This is your timely reminder that should the Minimum Energy Performance of Buildings (MEPB) Bill, currently on its second reading in the House of Commons, be passed, that the next set of energy performance changes to hit the property market are due to come into force in December 2025. Whilst this may seem like a long way off, bear in mind it was two and half years ago that COVID-19 took over our lives and that only seems like yesterday. So, are you ready for the change?
What are the current rules?
Under the current Minimum Energy Efficiency Standards (MEES) Regulations, a Landlord of both domestic and non-domestic privately rented property must not grant new leases, or continue existing leases of “sub-standard” properties. A property will be “sub-standard” if its energy efficiency rating is an F or a G.
What does the MEPB Bill say?
To meet the Government’s commitment to increase the energy performance of buildings within England and Wales, the Bill requires any residential tenancy granted on or after 31 December 2025, to have an energy efficiency performance of at least Band C. All tenancies entered into before 31 December 2025 have a further grace period, but must be at Band C from December 2028.
What does Band C mean?
The energy performance of a property is measured using the “Standard Assessment Procedure” (SAP) which is a point system ranking a property’s energy efficiency on a scale of 1 to 100, 100 being the best possible outcome.

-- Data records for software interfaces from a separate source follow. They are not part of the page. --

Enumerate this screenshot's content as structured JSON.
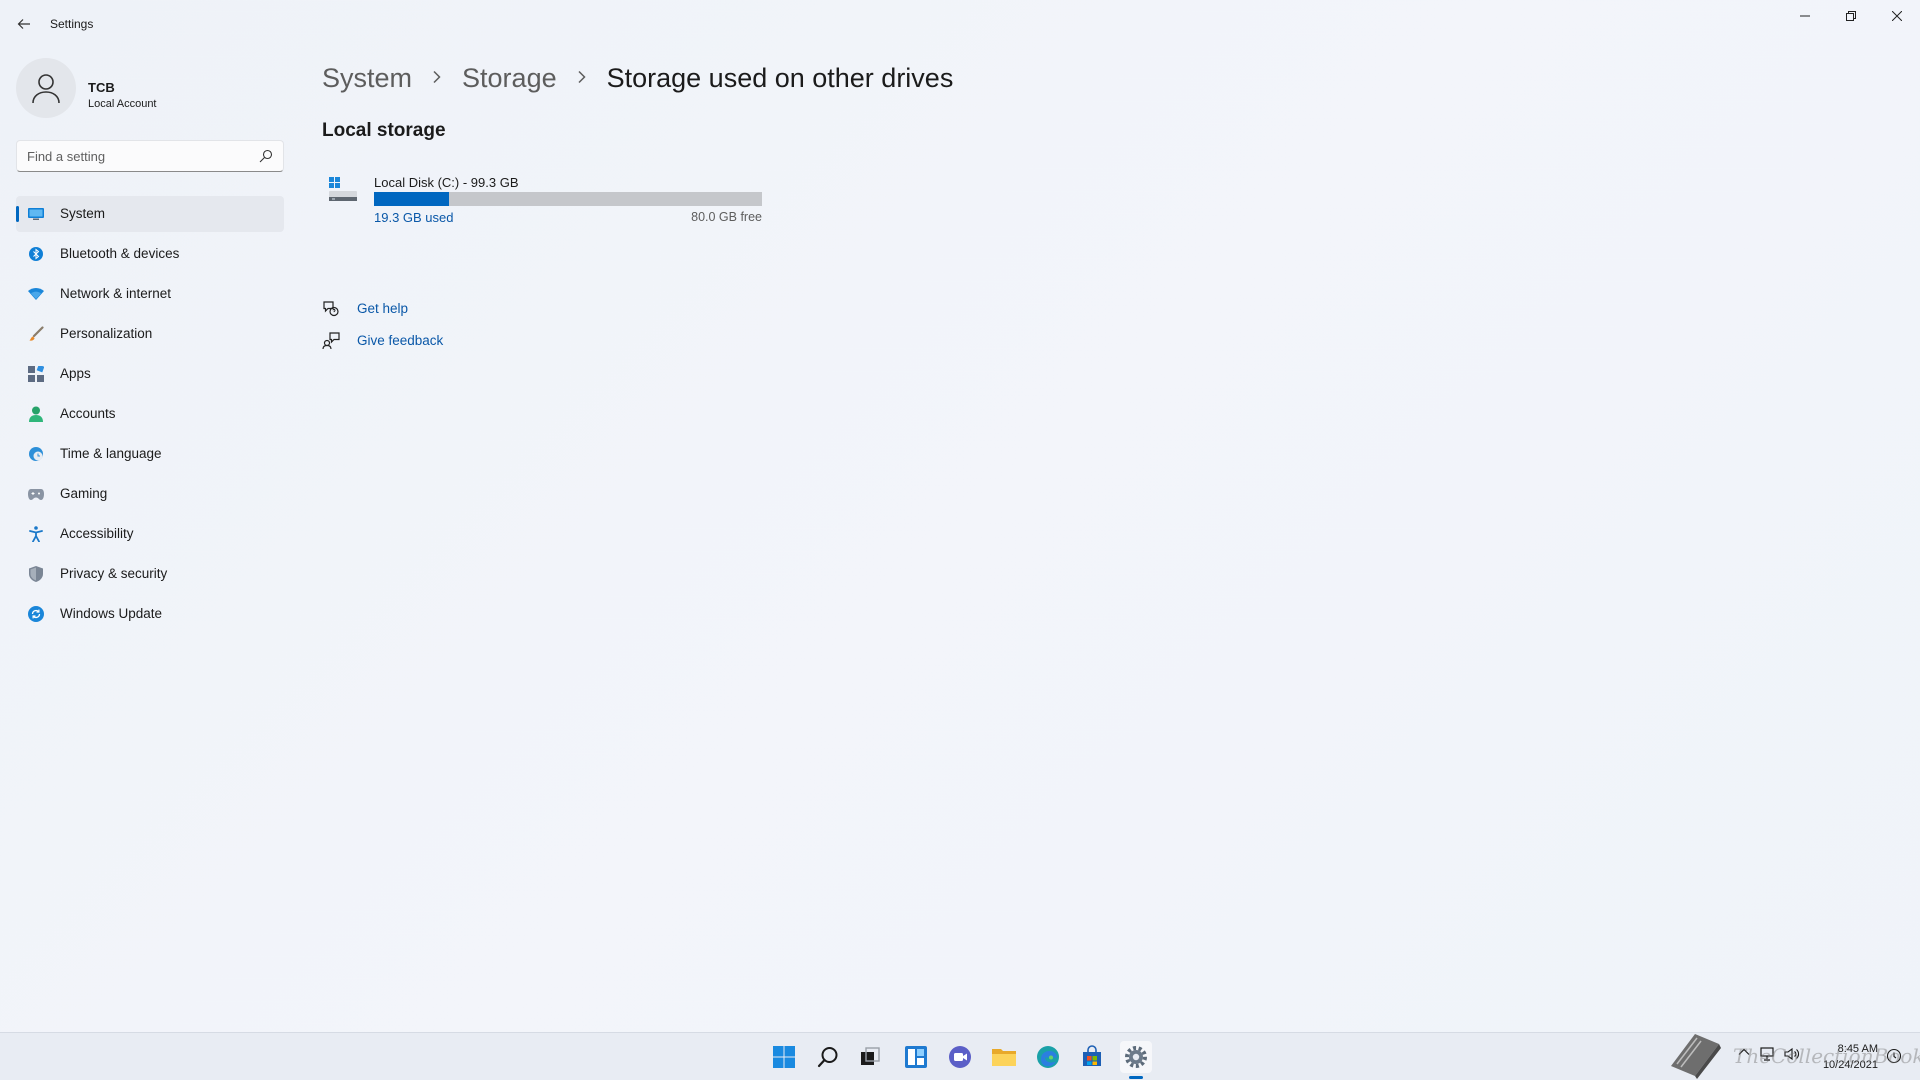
{
  "window": {
    "title": "Settings",
    "controls": [
      "minimize",
      "maximize",
      "close"
    ]
  },
  "profile": {
    "name": "TCB",
    "account_type": "Local Account"
  },
  "search": {
    "placeholder": "Find a setting"
  },
  "sidebar": {
    "items": [
      {
        "label": "System",
        "icon": "system-icon",
        "active": true
      },
      {
        "label": "Bluetooth & devices",
        "icon": "bluetooth-icon"
      },
      {
        "label": "Network & internet",
        "icon": "wifi-icon"
      },
      {
        "label": "Personalization",
        "icon": "brush-icon"
      },
      {
        "label": "Apps",
        "icon": "apps-icon"
      },
      {
        "label": "Accounts",
        "icon": "person-icon"
      },
      {
        "label": "Time & language",
        "icon": "globe-clock-icon"
      },
      {
        "label": "Gaming",
        "icon": "controller-icon"
      },
      {
        "label": "Accessibility",
        "icon": "accessibility-icon"
      },
      {
        "label": "Privacy & security",
        "icon": "shield-icon"
      },
      {
        "label": "Windows Update",
        "icon": "update-icon"
      }
    ]
  },
  "breadcrumb": {
    "items": [
      "System",
      "Storage",
      "Storage used on other drives"
    ]
  },
  "local_storage": {
    "title": "Local storage",
    "drive": {
      "name": "Local Disk (C:) - 99.3 GB",
      "used": "19.3 GB used",
      "free": "80.0 GB free",
      "used_fraction": 0.194
    }
  },
  "help_links": {
    "get_help": "Get help",
    "give_feedback": "Give feedback"
  },
  "taskbar": {
    "apps": [
      "start-icon",
      "search-icon",
      "task-view-icon",
      "widgets-icon",
      "chat-icon",
      "file-explorer-icon",
      "edge-icon",
      "store-icon",
      "settings-icon"
    ],
    "time": "8:45 AM",
    "date": "10/24/2021",
    "watermark": "TheCollectionBook"
  },
  "colors": {
    "accent": "#0067c0",
    "link": "#0a58a8"
  }
}
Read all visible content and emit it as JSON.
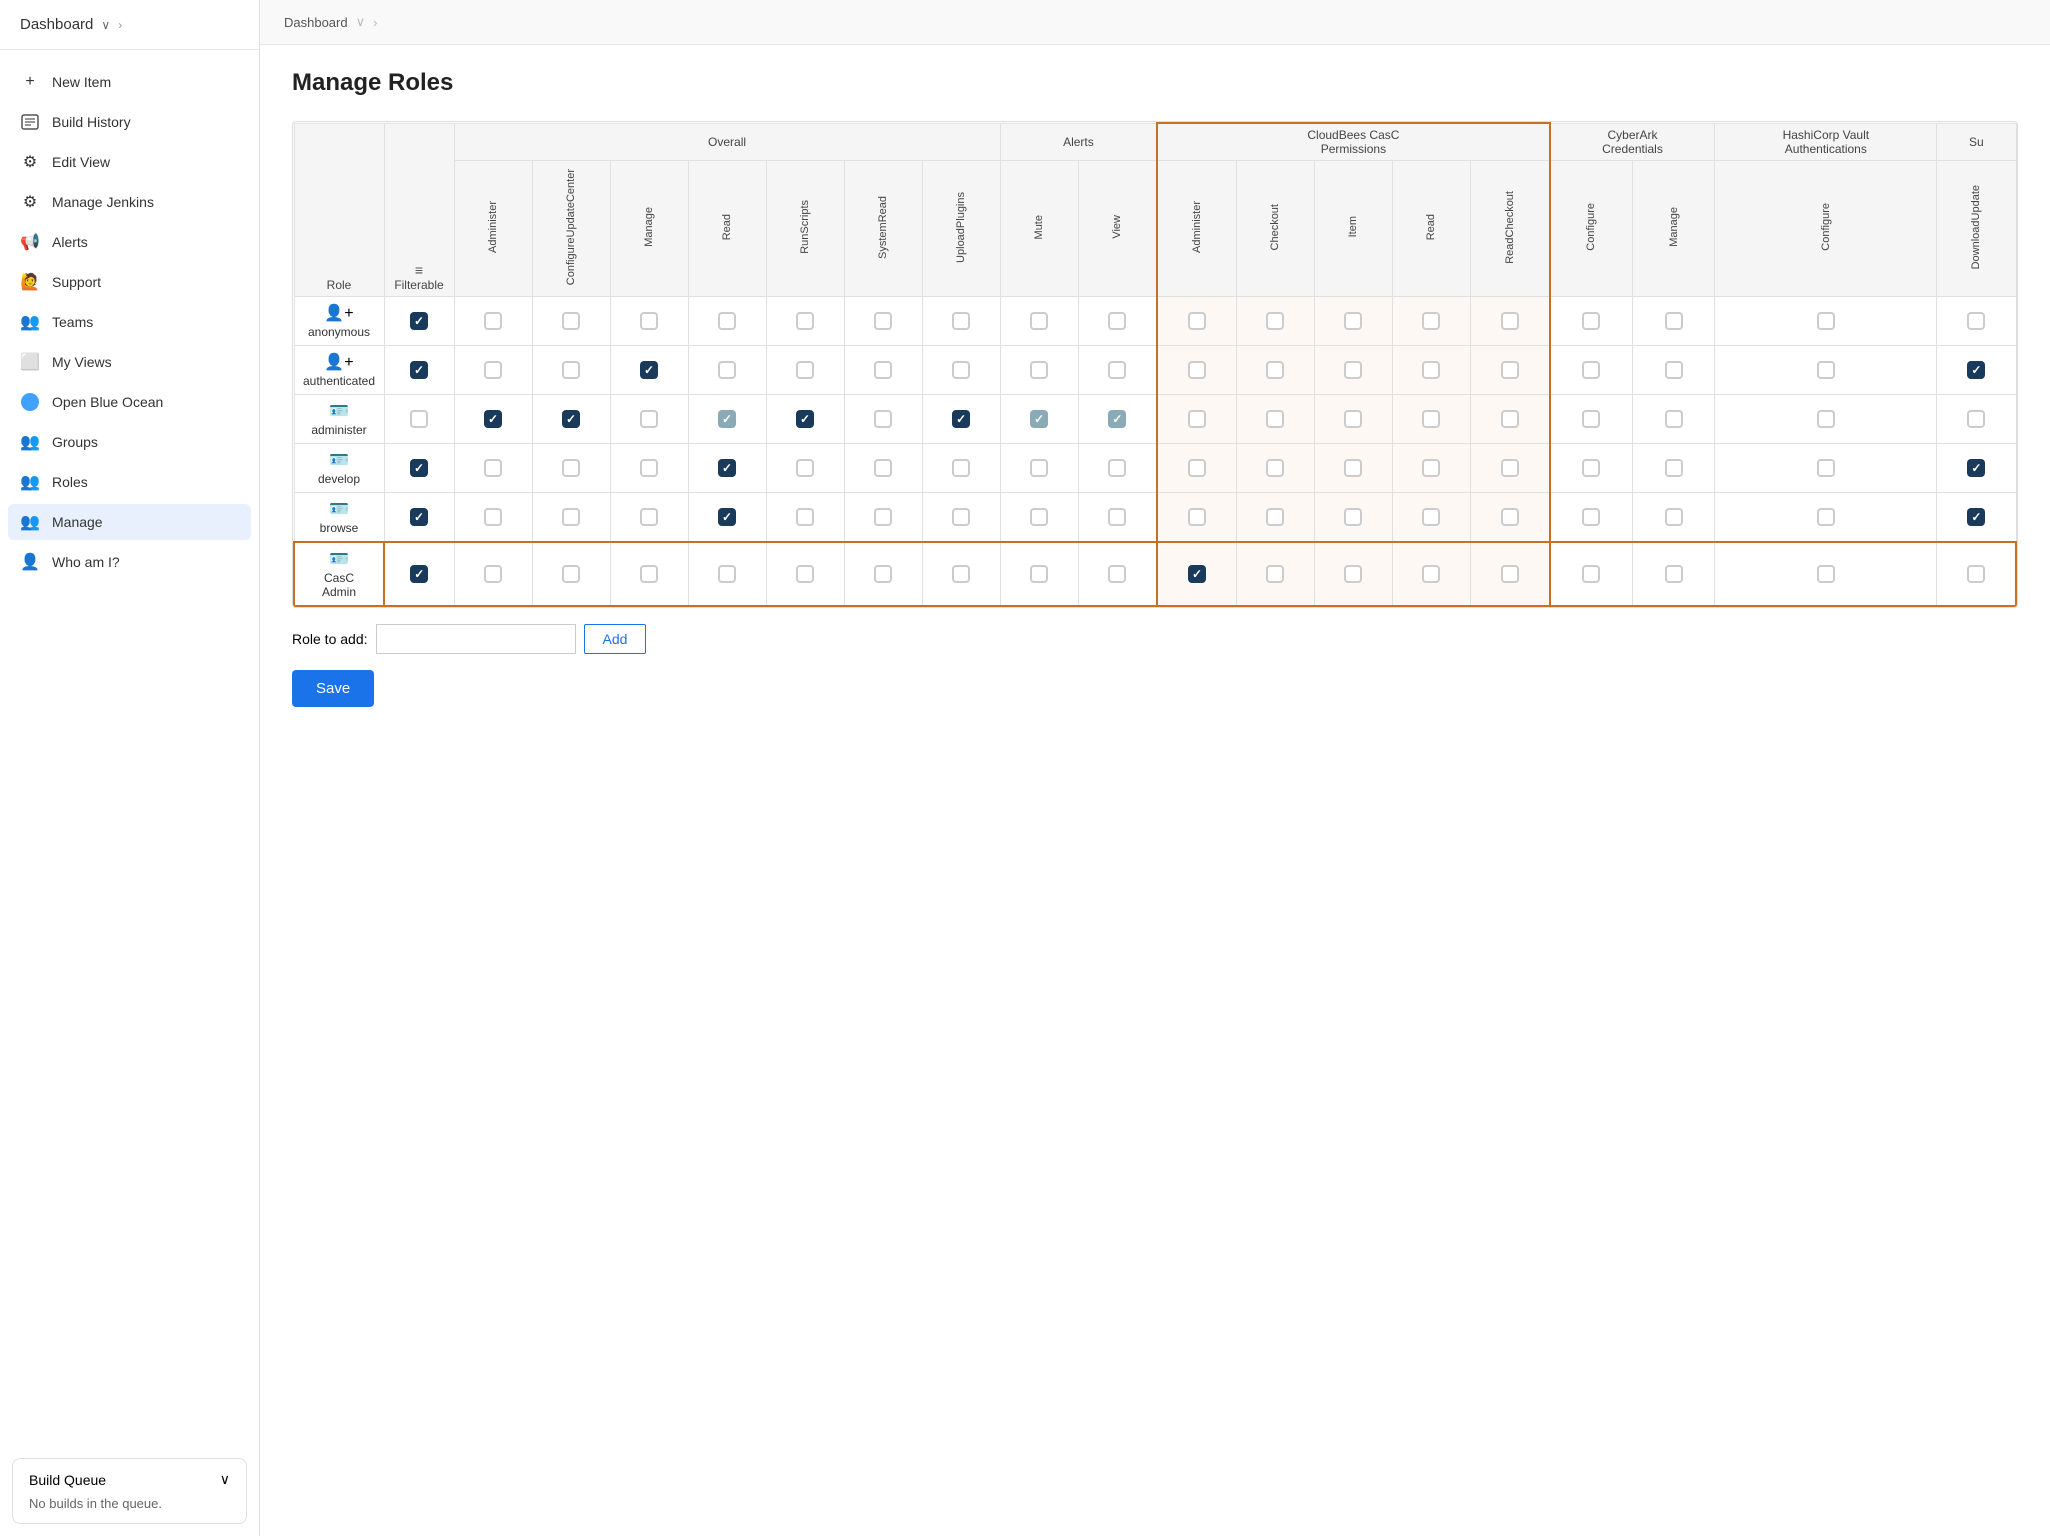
{
  "breadcrumb": {
    "items": [
      "Dashboard"
    ]
  },
  "sidebar": {
    "header": "Dashboard",
    "nav_items": [
      {
        "id": "new-item",
        "label": "New Item",
        "icon": "+"
      },
      {
        "id": "build-history",
        "label": "Build History",
        "icon": "📋"
      },
      {
        "id": "edit-view",
        "label": "Edit View",
        "icon": "⚙"
      },
      {
        "id": "manage-jenkins",
        "label": "Manage Jenkins",
        "icon": "⚙"
      },
      {
        "id": "alerts",
        "label": "Alerts",
        "icon": "🔔"
      },
      {
        "id": "support",
        "label": "Support",
        "icon": "👤"
      },
      {
        "id": "teams",
        "label": "Teams",
        "icon": "👥"
      },
      {
        "id": "my-views",
        "label": "My Views",
        "icon": "⬜"
      },
      {
        "id": "open-blue-ocean",
        "label": "Open Blue Ocean",
        "icon": "🔵"
      },
      {
        "id": "groups",
        "label": "Groups",
        "icon": "👥"
      },
      {
        "id": "roles",
        "label": "Roles",
        "icon": "👥"
      },
      {
        "id": "manage",
        "label": "Manage",
        "icon": "👥",
        "active": true,
        "sub": true
      },
      {
        "id": "who-am-i",
        "label": "Who am I?",
        "icon": "👤"
      }
    ],
    "build_queue": {
      "title": "Build Queue",
      "body": "No builds in the queue."
    }
  },
  "page": {
    "title": "Manage Roles",
    "table": {
      "role_col": "Role",
      "filterable_col": "Filterable",
      "groups": [
        {
          "label": "Overall",
          "cols": [
            "Administer",
            "ConfigureUpdateCenter",
            "Manage",
            "Read",
            "RunScripts",
            "SystemRead",
            "UploadPlugins"
          ]
        },
        {
          "label": "Alerts",
          "cols": [
            "Mute",
            "View"
          ]
        },
        {
          "label": "CloudBees CasC Permissions",
          "cols": [
            "Administer",
            "Checkout",
            "Item",
            "Read",
            "ReadCheckout"
          ],
          "highlight": true
        },
        {
          "label": "CyberArk Credentials",
          "cols": [
            "Configure",
            "Manage"
          ]
        },
        {
          "label": "HashiCorp Vault Authentications",
          "cols": [
            "Configure"
          ]
        },
        {
          "label": "Su",
          "cols": [
            "DownloadUpdate"
          ]
        }
      ],
      "rows": [
        {
          "name": "anonymous",
          "icon": "person_add",
          "filterable": true,
          "overall": [
            false,
            false,
            false,
            false,
            false,
            false,
            false
          ],
          "alerts": [
            false,
            false
          ],
          "casc": [
            false,
            false,
            false,
            false,
            false
          ],
          "cyberark": [
            false,
            false
          ],
          "hashicorp": [
            false
          ],
          "su": [
            false
          ]
        },
        {
          "name": "authenticated",
          "icon": "person_add",
          "filterable": true,
          "overall": [
            false,
            false,
            true,
            false,
            false,
            false,
            false
          ],
          "alerts": [
            false,
            false
          ],
          "casc": [
            false,
            false,
            false,
            false,
            false
          ],
          "cyberark": [
            false,
            false
          ],
          "hashicorp": [
            false
          ],
          "su": [
            true
          ]
        },
        {
          "name": "administer",
          "icon": "person_badge",
          "filterable": false,
          "overall": [
            true,
            true,
            false,
            true,
            true,
            false,
            true
          ],
          "overall_states": [
            "checked",
            "checked",
            "unchecked",
            "checked-light",
            "checked",
            "unchecked",
            "checked",
            "checked-light",
            "checked-light"
          ],
          "alerts": [
            true,
            "light"
          ],
          "casc": [
            false,
            false,
            false,
            false,
            false
          ],
          "cyberark": [
            false,
            false
          ],
          "hashicorp": [
            false
          ],
          "su": [
            false
          ]
        },
        {
          "name": "develop",
          "icon": "person_badge",
          "filterable": true,
          "overall": [
            false,
            false,
            false,
            true,
            false,
            false,
            false
          ],
          "alerts": [
            false,
            false
          ],
          "casc": [
            false,
            false,
            false,
            false,
            false
          ],
          "cyberark": [
            false,
            false
          ],
          "hashicorp": [
            false
          ],
          "su": [
            true
          ]
        },
        {
          "name": "browse",
          "icon": "person_badge",
          "filterable": true,
          "overall": [
            false,
            false,
            false,
            true,
            false,
            false,
            false
          ],
          "alerts": [
            false,
            false
          ],
          "casc": [
            false,
            false,
            false,
            false,
            false
          ],
          "cyberark": [
            false,
            false
          ],
          "hashicorp": [
            false
          ],
          "su": [
            true
          ]
        },
        {
          "name": "CasC Admin",
          "icon": "person_badge",
          "highlight_row": true,
          "filterable": true,
          "overall": [
            false,
            false,
            false,
            false,
            false,
            false,
            false
          ],
          "alerts": [
            false,
            false
          ],
          "casc": [
            true,
            false,
            false,
            false,
            false
          ],
          "cyberark": [
            false,
            false
          ],
          "hashicorp": [
            false
          ],
          "su": [
            false
          ]
        }
      ]
    },
    "role_add_label": "Role to add:",
    "role_add_placeholder": "",
    "add_button": "Add",
    "save_button": "Save"
  }
}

Band C requires a property to achieve between 69 to 80 SAP points. Points are acquired based on energy efficient measures that are in place at a property. Actions such as installing double-glazing and/or loft and wall insulation, replacing your boiler or even installing solar panels are likely to increase your score to a Band C rating or above.
How many homes are affected?
In a report published in January 2022 by the Office of National Statistics it was noted that only 42% of assessed homes in England were rated C or higher and only 37% in Wales. The figures vary across counties, as home types differ with the biggest factor being the age of the property. It is important to note that the statistics are based on analysis of homes for which an EPC exists and as such, does not reflect the whole of the housing stock in England and Wales. However, given that Landlords should not be letting properties without an EPC, the statistics mentioned are likely to be a fair representation of the letting market – so clearly there is a long way to go to make sure all Landlords are compliant by 2025.
What steps should I take now?
EPCs have a shelf life of 10 years, so the first thing to do is check the expiration of your current certificate. The next is to check the rating.
If your current certificate expires after 31 December 2025 and your property is already at a Band C or higher, then sit back and enjoy your investment. Equally, if your certificate is a C and expires before 25 December 2025, then assuming you have not done anything to your property, which may reduce its SAP Points, then you simply need to renew your certificate in the normal way on expiry – job done!
In the event that your current rating is below a C, whether or not the certificate expires before or after 31 December 2025, it is wise to start considering what measures you can put in place now to ensure that you will be compliant when the time comes. Advanced planning will not only help you manage costs but prevent a last minute rush when suppliers and contractors may be at their most utilised to meet demands.
What happens if I’m not compliant?
It is likely that similar consequences to the MEES Regulations will apply, meaning that it will become illegal to enter into new tenancies after 31 December 2025 if your EPC rating is less than a C. Both civil and criminal penalties will potentially apply, which under the current regulations could include fines of up to £5,000, perhaps more.
Are there any exemptions?
The MEPB Bill in its current form does state that the requirement to have a C rating from 31 December 2025 or 2028, as applicable, will only apply where “practical, cost-effective and affordable”. What this means in practice is yet to be determined as the current Bill provides for the Secretary of State to define what these terms mean within the new regulations once enacted.
Remember the proposed new regulations, once enacted, will not only impact domestic Landlords. The next to be hit by changes will be domestic mortgage lenders and non-domestic Landlords who will have to ensure that their portfolios are at least EPC Band C by 31 December 2030 – forewarned is forearmed.
The content of this article is for general information only. It is not, and should not be taken as, legal advice. If you require any further information in relation to this article please contact the author in the first instance. Law covered as at August 2022.